Ali Adorus was subjected to electrocution, hooding and beatings during his 18 month imprisonment in Ethiopia
Britain’s intelligence and security agencies are facing claims that they were complicit in the brutal torture of a British man secretly detained in an African prison.
Ali Adorus, a security guard from east London, was subjected to electrocution, hooding and beatings during his 18 month imprisonment in Ethiopia, according to allegations made against Ethiopia and Britain to the United Nations High Commission.
Before leaving Britain to visit family in Ethiopia in 2012, Mr Adorus had complained that he had been targeted by the Metropolitan Police and the Security Service, MI5, over alleged links to Islamic extremism.
Now his lawyers say that some information contained in a false confession, which he claims was beaten out of him in an Ethiopian prison, could only have been provided by “British intelligence”. It is the latest case in which Britain has been accused of complicity in the torture of UK nationals and residents.
Mr Adorus, who has a wife and child in the UK, has been put on trial for terrorism offences in Ethiopia and if found guilty could be sentenced to death.
The Independent has seen a report written by the British embassy in Addis Ababa and sent to the Ethiopian government which raises the UK’s “grave concern” about his detention.
The document, written by officials at the embassy, names the Ethiopian senior police officer alleged to have carried out the torture. It says: “The British government takes all allegations of torture of British nationals very seriously. The treatment alleged is prohibited under international human rights treaties.”
The report adds that the failure of the Ethiopian authorities to inform the embassy of his detention is of “grave concern to the British government”. It says that he alleges he has been “handcuffed for long periods”, was “hooded and then beaten” and “was electrocuted”.
Last night his wife said: “On the surface the Foreign Office appears to be helpful; they are consistently blaming the Ethiopians for the fact nothing is moving forward.
“But without me pushing them or lawyers here pushing them, they would not visit my husband, or follow up with his medical issues or follow up on his complaint of torture.
“It seems like the British have left him at the hands of the Ethiopians to do what they want with him.”

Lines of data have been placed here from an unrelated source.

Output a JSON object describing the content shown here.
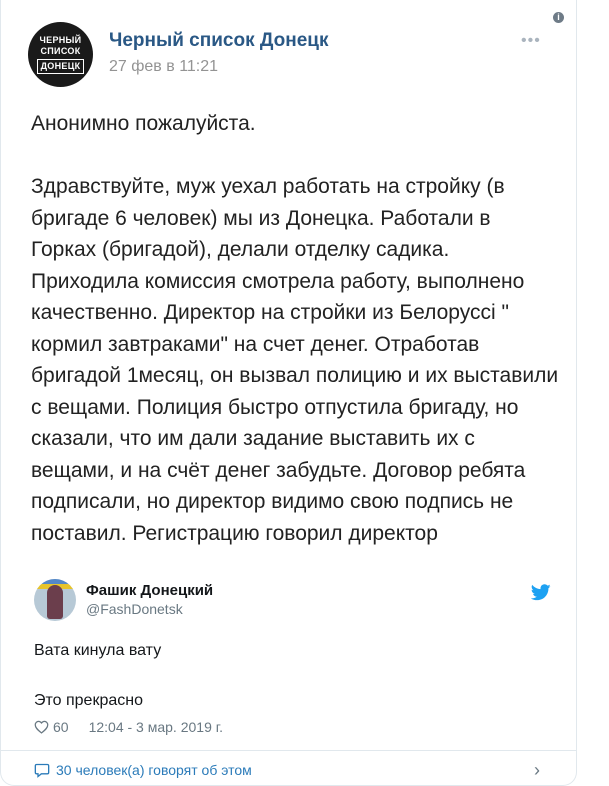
{
  "vk_post": {
    "avatar_line1": "ЧЕРНЫЙ",
    "avatar_line2": "СПИСОК",
    "avatar_line3": "ДОНЕЦК",
    "author": "Черный список Донецк",
    "date": "27 фев в 11:21",
    "paragraph1": "Анонимно пожалуйста.",
    "paragraph2": "Здравствуйте, муж уехал работать на стройку (в бригаде 6 человек) мы из Донецка. Работали в Горках (бригадой), делали отделку садика. Приходила комиссия смотрела работу, выполнено качественно. Директор на стройки из Белоруссі \" кормил завтраками\" на счет денег. Отработав бригадой 1месяц, он вызвал полицию и их выставили с вещами. Полиция быстро отпустила бригаду, но сказали, что им дали задание выставить их с вещами, и на счёт денег забудьте. Договор ребята подписали, но директор видимо свою подпись не поставил. Регистрацию говорил директор"
  },
  "tweet": {
    "name": "Фашик Донецкий",
    "handle": "@FashDonetsk",
    "line1": "Вата кинула вату",
    "line2": "Это прекрасно",
    "likes": "60",
    "timestamp": "12:04 - 3 мар. 2019 г.",
    "talking": "30 человек(а) говорят об этом"
  },
  "colors": {
    "vk_link": "#2a5885",
    "twitter_blue": "#1da1f2",
    "twitter_link": "#2b7bb9",
    "meta_gray": "#697882"
  },
  "icons": [
    "info-icon",
    "more-icon",
    "twitter-bird-icon",
    "heart-icon",
    "comment-icon",
    "chevron-right-icon"
  ]
}
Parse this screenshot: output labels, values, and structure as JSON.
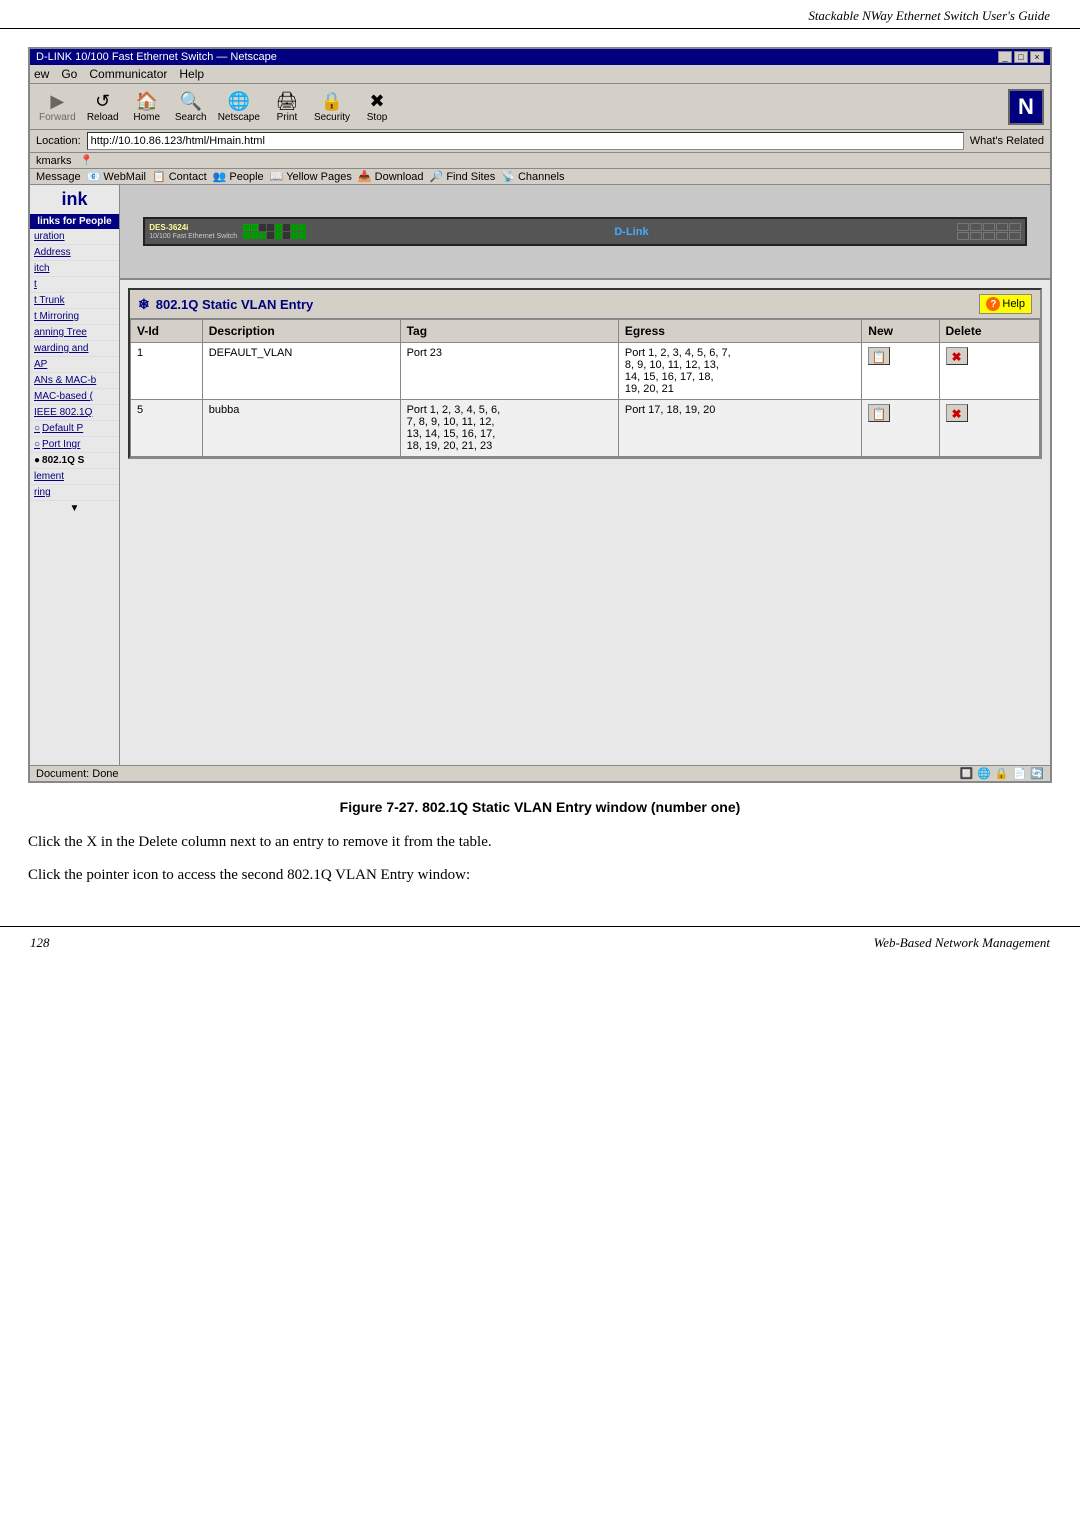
{
  "page": {
    "header_title": "Stackable NWay Ethernet Switch User's Guide",
    "footer_left": "128",
    "footer_right": "Web-Based Network Management"
  },
  "browser": {
    "titlebar": "D-LINK 10/100 Fast Ethernet Switch — Netscape",
    "titlebar_buttons": [
      "_",
      "□",
      "×"
    ],
    "menubar": [
      "ew",
      "Go",
      "Communicator",
      "Help"
    ],
    "toolbar_buttons": [
      {
        "label": "Forward",
        "icon": "▶",
        "disabled": true
      },
      {
        "label": "Reload",
        "icon": "↺"
      },
      {
        "label": "Home",
        "icon": "🏠"
      },
      {
        "label": "Search",
        "icon": "🔍"
      },
      {
        "label": "Netscape",
        "icon": "🌐"
      },
      {
        "label": "Print",
        "icon": "🖨"
      },
      {
        "label": "Security",
        "icon": "🔒"
      },
      {
        "label": "Stop",
        "icon": "✖"
      }
    ],
    "netscape_logo": "N",
    "location_label": "Location:",
    "location_url": "http://10.10.86.123/html/Hmain.html",
    "whats_related": "What's Related",
    "bookmarks_label": "kmarks",
    "bookmarks": [],
    "navtabs": [
      "Message",
      "WebMail",
      "Contact",
      "People",
      "Yellow Pages",
      "Download",
      "Find Sites",
      "Channels"
    ],
    "status_text": "Document: Done"
  },
  "sidebar": {
    "header": "links for People",
    "items": [
      {
        "label": "uration",
        "selected": false
      },
      {
        "label": "Address",
        "selected": false
      },
      {
        "label": "itch",
        "selected": false
      },
      {
        "label": "t",
        "selected": false
      },
      {
        "label": "t Trunk",
        "selected": false
      },
      {
        "label": "t Mirroring",
        "selected": false
      },
      {
        "label": "anning Tree",
        "selected": false
      },
      {
        "label": "warding and",
        "selected": false
      },
      {
        "label": "AP",
        "selected": false
      },
      {
        "label": "ANs & MAC-b",
        "selected": false
      },
      {
        "label": "MAC-based (",
        "selected": false
      },
      {
        "label": "IEEE 802.1Q",
        "selected": false
      },
      {
        "label": "Default P",
        "selected": false,
        "radio": true
      },
      {
        "label": "Port Ingr",
        "selected": false,
        "radio": true
      },
      {
        "label": "802.1Q S",
        "selected": true,
        "radio": true
      },
      {
        "label": "lement",
        "selected": false
      },
      {
        "label": "ring",
        "selected": false
      }
    ]
  },
  "vlan_panel": {
    "title": "802.1Q Static VLAN Entry",
    "title_icon": "❄",
    "help_label": "Help",
    "help_icon": "?",
    "table": {
      "columns": [
        "V-Id",
        "Description",
        "Tag",
        "Egress",
        "New",
        "Delete"
      ],
      "rows": [
        {
          "vid": "1",
          "description": "DEFAULT_VLAN",
          "tag": "Port 23",
          "egress": "Port 1, 2, 3, 4, 5, 6, 7, 8, 9, 10, 11, 12, 13, 14, 15, 16, 17, 18, 19, 20, 21",
          "has_new": true,
          "has_delete": true
        },
        {
          "vid": "5",
          "description": "bubba",
          "tag": "Port 1, 2, 3, 4, 5, 6, 7, 8, 9, 10, 11, 12, 13, 14, 15, 16, 17, 18, 19, 20, 21, 23",
          "egress": "Port 17, 18, 19, 20",
          "has_new": true,
          "has_delete": true
        }
      ]
    }
  },
  "figure": {
    "caption": "Figure 7-27.  802.1Q Static VLAN Entry window (number one)"
  },
  "body_paragraphs": [
    "Click the X in the Delete column next to an entry to remove it from the table.",
    "Click the pointer icon to access the second 802.1Q VLAN Entry window:"
  ]
}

Mr Adorus, who was born in Ethiopia before coming to the UK as a young boy, was arrested on 25 January 2013 on a bus during a family visit, and taken to a police station without any access to a lawyer. During his custody, he signed a forced confession in Amharic – a language he does not speak – after four days of beatings, he alleges.
He is accused by the Ethiopians of being a member of a number of terrorist groups and of waging a jihadist war since 2006. But his lawyers say the case against him is fabricated and have made a petition to the United Nations, which is now considering the complaint.
Mr Adorus, whose case has been investigated by the human rights group Cage, has a history of testicular cancer and was being monitored regularly in London. Mr Adorus and two friends had previously complained that they had been questioned by police and MI5 after returning from a safari holiday in Tanzania in 2009.
Asim Qureshi, research director of Cage, which campaigns against abuses associated with the war on terror, said: “The case of Ali Adorus is yet another example of a British citizen who was harassed by UK security services and who ends up arbitrarily detained and tortured in a third country. The UK has failed to protect him from torture.”
Last year Andrew Parker, the head of MI5, said: “We do not participate, incite, encourage or condone mistreatment or torture.”
But the complaint to the UN states: “It is alleged that intelligence officials provided direct and/or indirect assistance to the Ethiopian authorities in carrying out the arrest and torture of Mr Adorus.”
A spokesman for the Foreign and Commonwealth Office said: “We can confirm the detention of a British national in Ethiopia. We are providing consular assistance. We do not discuss the details of individual consular cases. The FCO takes all allegations of torture seriously.”
A spokeswoman from the Ethiopian embassy said: “We cannot comment on active cases.”
The Metropolitan Police said it was unable to comment